Print every entry below exactly, leaving out the pictures.

════════

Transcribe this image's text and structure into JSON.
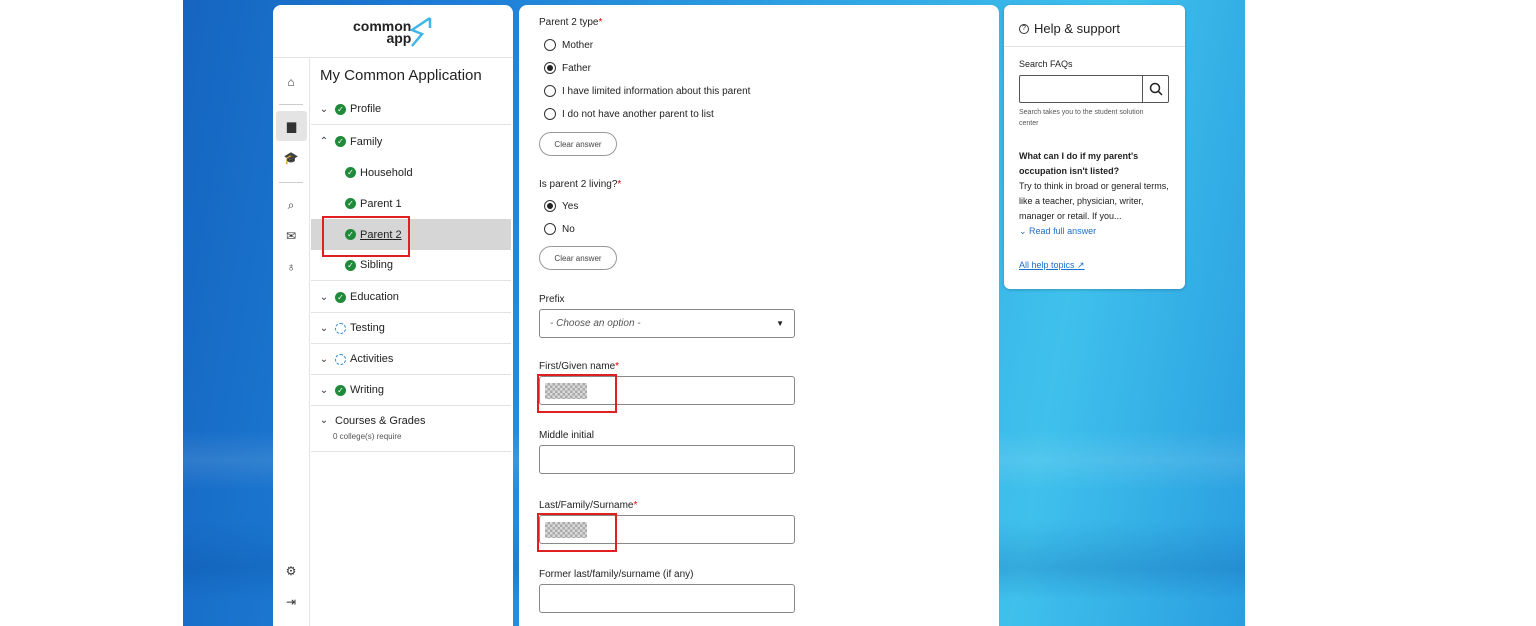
{
  "logo": {
    "line1": "common",
    "line2": "app"
  },
  "nav": {
    "title": "My Common Application",
    "sections": [
      {
        "label": "Profile",
        "status": "complete",
        "expanded": false
      },
      {
        "label": "Family",
        "status": "complete",
        "expanded": true
      },
      {
        "label": "Education",
        "status": "complete",
        "expanded": false
      },
      {
        "label": "Testing",
        "status": "in-progress",
        "expanded": false
      },
      {
        "label": "Activities",
        "status": "in-progress",
        "expanded": false
      },
      {
        "label": "Writing",
        "status": "complete",
        "expanded": false
      },
      {
        "label": "Courses & Grades",
        "status": "none",
        "expanded": false
      }
    ],
    "family_items": [
      "Household",
      "Parent 1",
      "Parent 2",
      "Sibling"
    ],
    "selected_item": "Parent 2",
    "courses_note": "0 college(s) require"
  },
  "form": {
    "parent_type_label": "Parent 2 type",
    "parent_type_options": [
      "Mother",
      "Father",
      "I have limited information about this parent",
      "I do not have another parent to list"
    ],
    "parent_type_selected": "Father",
    "clear_answer": "Clear answer",
    "living_label": "Is parent 2 living?",
    "living_options": [
      "Yes",
      "No"
    ],
    "living_selected": "Yes",
    "prefix_label": "Prefix",
    "prefix_placeholder": "- Choose an option -",
    "first_name_label": "First/Given name",
    "middle_initial_label": "Middle initial",
    "last_name_label": "Last/Family/Surname",
    "former_last_name_label": "Former last/family/surname (if any)"
  },
  "help": {
    "title": "Help & support",
    "search_label": "Search FAQs",
    "search_hint": "Search takes you to the student solution center",
    "question": "What can I do if my parent's occupation isn't listed?",
    "answer": "Try to think in broad or general terms, like a teacher, physician, writer, manager or retail. If you...",
    "read_full": "Read full answer",
    "all_topics": "All help topics"
  },
  "colors": {
    "complete": "#1f8a3a",
    "in_progress": "#3a8bd6",
    "link": "#1a6fc9",
    "highlight": "#e02020"
  }
}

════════

Written reply —
Transcribe this image's text and structure into JSON.
{
  "logo": {
    "line1": "common",
    "line2": "app"
  },
  "nav": {
    "title": "My Common Application",
    "sections": [
      {
        "label": "Profile",
        "status": "complete",
        "expanded": false
      },
      {
        "label": "Family",
        "status": "complete",
        "expanded": true
      },
      {
        "label": "Education",
        "status": "complete",
        "expanded": false
      },
      {
        "label": "Testing",
        "status": "in-progress",
        "expanded": false
      },
      {
        "label": "Activities",
        "status": "in-progress",
        "expanded": false
      },
      {
        "label": "Writing",
        "status": "complete",
        "expanded": false
      },
      {
        "label": "Courses & Grades",
        "status": "none",
        "expanded": false
      }
    ],
    "family_items": [
      "Household",
      "Parent 1",
      "Parent 2",
      "Sibling"
    ],
    "selected_item": "Parent 2",
    "courses_note": "0 college(s) require"
  },
  "form": {
    "parent_type_label": "Parent 2 type",
    "parent_type_options": [
      "Mother",
      "Father",
      "I have limited information about this parent",
      "I do not have another parent to list"
    ],
    "parent_type_selected": "Father",
    "clear_answer": "Clear answer",
    "living_label": "Is parent 2 living?",
    "living_options": [
      "Yes",
      "No"
    ],
    "living_selected": "Yes",
    "prefix_label": "Prefix",
    "prefix_placeholder": "- Choose an option -",
    "first_name_label": "First/Given name",
    "middle_initial_label": "Middle initial",
    "last_name_label": "Last/Family/Surname",
    "former_last_name_label": "Former last/family/surname (if any)"
  },
  "help": {
    "title": "Help & support",
    "search_label": "Search FAQs",
    "search_hint": "Search takes you to the student solution center",
    "question": "What can I do if my parent's occupation isn't listed?",
    "answer": "Try to think in broad or general terms, like a teacher, physician, writer, manager or retail. If you...",
    "read_full": "Read full answer",
    "all_topics": "All help topics"
  },
  "colors": {
    "complete": "#1f8a3a",
    "in_progress": "#3a8bd6",
    "link": "#1a6fc9",
    "highlight": "#e02020"
  }
}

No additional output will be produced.